Data entries:
-=-=-=-=-

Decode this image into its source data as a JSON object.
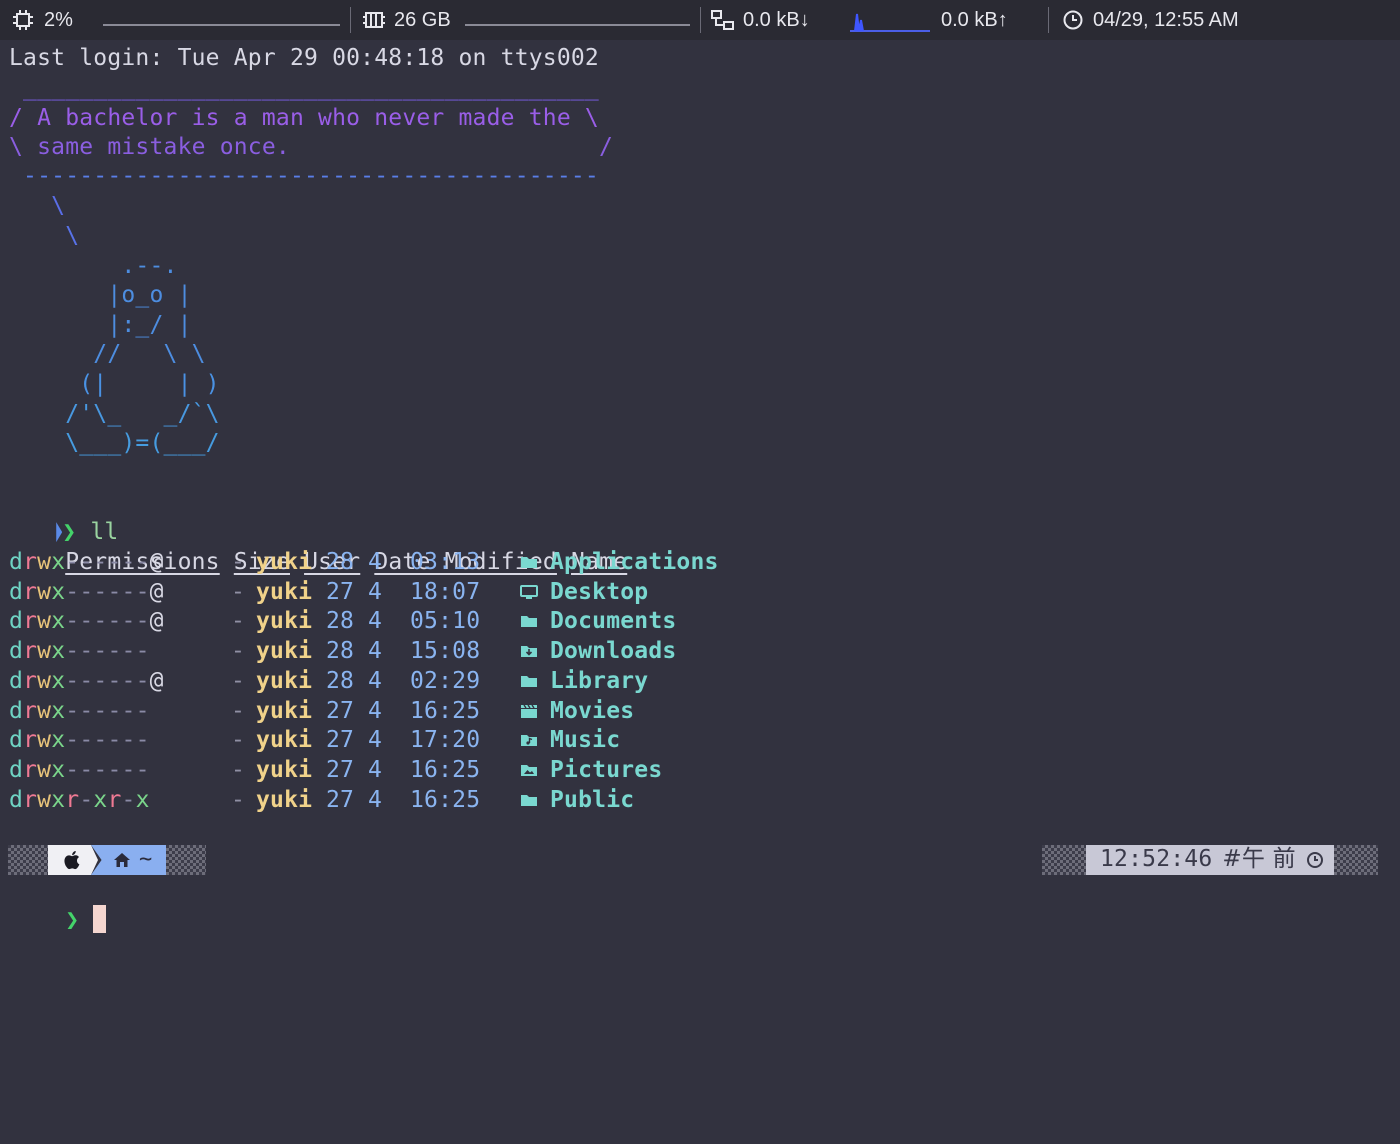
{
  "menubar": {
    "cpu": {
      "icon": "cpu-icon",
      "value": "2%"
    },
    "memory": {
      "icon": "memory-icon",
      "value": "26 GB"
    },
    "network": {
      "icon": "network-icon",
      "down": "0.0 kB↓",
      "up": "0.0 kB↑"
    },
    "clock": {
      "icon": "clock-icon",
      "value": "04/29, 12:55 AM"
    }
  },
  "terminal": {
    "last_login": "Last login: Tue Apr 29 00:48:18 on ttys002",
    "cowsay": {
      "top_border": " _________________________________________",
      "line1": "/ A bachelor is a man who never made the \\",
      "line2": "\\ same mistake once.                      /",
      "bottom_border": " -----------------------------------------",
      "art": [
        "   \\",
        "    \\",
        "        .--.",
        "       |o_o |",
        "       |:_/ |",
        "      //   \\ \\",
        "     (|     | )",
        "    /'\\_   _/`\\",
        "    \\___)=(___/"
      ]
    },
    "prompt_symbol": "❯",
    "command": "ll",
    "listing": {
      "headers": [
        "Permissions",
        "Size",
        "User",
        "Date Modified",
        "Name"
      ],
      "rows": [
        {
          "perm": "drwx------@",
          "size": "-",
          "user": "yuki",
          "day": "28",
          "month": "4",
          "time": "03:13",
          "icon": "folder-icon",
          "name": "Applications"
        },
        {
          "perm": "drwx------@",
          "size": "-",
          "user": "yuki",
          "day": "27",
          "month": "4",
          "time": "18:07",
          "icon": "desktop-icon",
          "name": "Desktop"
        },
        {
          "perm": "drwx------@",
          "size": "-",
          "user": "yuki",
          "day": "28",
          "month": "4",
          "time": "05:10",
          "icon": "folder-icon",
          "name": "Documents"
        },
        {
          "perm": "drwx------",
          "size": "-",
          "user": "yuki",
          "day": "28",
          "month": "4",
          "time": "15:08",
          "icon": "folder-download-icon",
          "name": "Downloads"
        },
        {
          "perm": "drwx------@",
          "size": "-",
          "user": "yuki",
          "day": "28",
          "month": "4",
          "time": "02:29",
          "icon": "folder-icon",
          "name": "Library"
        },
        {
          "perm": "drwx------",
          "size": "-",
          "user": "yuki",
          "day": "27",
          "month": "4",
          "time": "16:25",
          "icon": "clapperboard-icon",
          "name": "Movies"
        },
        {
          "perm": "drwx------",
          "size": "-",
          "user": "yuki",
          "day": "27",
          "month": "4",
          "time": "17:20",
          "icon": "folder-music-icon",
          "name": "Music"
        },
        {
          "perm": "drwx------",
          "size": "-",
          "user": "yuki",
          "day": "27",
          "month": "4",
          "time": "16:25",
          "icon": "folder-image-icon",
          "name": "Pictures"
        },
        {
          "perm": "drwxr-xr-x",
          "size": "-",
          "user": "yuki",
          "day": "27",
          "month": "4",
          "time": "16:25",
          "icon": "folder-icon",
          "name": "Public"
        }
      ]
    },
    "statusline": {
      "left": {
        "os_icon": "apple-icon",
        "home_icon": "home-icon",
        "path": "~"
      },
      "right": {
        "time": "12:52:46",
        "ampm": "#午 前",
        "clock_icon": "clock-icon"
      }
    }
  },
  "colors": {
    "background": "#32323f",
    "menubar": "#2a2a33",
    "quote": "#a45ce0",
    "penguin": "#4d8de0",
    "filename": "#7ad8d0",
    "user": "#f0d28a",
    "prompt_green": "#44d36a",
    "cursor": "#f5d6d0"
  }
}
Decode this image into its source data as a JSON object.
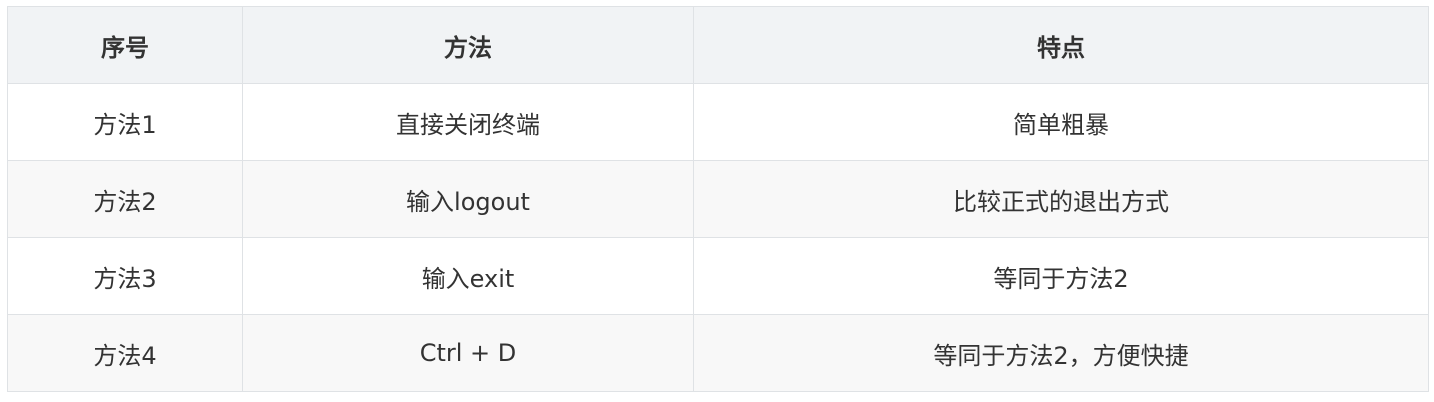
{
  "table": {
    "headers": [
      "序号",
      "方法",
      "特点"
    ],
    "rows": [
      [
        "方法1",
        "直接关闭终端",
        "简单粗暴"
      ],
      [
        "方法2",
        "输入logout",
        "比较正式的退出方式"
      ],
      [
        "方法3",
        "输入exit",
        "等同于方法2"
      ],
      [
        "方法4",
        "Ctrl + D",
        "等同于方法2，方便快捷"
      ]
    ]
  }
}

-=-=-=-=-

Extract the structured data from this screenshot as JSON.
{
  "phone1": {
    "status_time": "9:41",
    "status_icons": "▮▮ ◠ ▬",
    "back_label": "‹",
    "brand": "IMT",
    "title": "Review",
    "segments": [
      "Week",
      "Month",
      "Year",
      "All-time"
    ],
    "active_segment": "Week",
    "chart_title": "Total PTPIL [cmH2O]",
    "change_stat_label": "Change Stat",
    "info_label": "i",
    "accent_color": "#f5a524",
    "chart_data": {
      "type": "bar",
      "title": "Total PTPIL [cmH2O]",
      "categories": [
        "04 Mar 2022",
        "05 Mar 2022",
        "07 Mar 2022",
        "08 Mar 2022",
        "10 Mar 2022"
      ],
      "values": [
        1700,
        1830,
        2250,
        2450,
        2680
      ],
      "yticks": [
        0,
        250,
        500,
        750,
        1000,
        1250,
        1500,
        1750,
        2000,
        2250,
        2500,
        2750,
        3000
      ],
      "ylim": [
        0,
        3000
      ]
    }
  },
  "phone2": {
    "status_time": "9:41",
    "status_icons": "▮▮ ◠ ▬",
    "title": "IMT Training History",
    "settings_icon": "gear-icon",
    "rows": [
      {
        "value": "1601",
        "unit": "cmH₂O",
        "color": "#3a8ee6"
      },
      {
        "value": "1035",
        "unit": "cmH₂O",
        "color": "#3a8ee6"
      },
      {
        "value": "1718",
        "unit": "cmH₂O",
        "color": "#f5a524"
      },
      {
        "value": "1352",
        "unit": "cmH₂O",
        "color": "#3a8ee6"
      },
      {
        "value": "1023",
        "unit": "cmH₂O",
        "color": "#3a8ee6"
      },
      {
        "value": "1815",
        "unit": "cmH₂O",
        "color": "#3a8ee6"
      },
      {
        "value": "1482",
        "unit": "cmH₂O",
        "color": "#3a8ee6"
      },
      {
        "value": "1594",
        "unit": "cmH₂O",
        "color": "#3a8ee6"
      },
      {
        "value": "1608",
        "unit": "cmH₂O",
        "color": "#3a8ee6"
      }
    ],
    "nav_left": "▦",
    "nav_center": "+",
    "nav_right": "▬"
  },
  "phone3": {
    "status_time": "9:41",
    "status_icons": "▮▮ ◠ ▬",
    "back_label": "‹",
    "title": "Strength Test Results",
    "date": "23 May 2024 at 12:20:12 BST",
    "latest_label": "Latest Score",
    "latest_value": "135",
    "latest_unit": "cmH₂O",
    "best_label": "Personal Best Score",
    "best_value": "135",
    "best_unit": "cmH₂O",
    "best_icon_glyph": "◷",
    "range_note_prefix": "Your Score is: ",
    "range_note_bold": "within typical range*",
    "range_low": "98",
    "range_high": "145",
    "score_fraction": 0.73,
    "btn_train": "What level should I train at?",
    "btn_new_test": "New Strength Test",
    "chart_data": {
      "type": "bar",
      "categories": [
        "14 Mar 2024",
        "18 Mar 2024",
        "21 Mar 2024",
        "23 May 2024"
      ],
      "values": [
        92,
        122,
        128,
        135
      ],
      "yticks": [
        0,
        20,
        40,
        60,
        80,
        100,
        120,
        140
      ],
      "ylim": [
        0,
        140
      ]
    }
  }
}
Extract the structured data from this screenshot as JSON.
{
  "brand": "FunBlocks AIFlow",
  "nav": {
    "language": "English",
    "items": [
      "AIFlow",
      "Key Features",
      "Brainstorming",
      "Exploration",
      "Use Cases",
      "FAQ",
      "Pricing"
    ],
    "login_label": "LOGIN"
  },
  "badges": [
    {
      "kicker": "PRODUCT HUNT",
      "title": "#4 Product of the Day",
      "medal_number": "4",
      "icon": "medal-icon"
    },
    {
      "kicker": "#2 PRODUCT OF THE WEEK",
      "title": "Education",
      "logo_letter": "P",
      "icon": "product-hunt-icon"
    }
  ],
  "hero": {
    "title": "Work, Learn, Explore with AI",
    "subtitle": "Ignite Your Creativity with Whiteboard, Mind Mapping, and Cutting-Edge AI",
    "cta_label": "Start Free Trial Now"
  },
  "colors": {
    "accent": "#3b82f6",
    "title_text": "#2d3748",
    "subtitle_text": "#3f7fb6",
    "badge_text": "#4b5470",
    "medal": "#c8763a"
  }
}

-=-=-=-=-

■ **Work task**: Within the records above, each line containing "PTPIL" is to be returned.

■ **Solution to this problem**:
    "chart_title": "Total PTPIL [cmH2O]",
      "title": "Total PTPIL [cmH2O]",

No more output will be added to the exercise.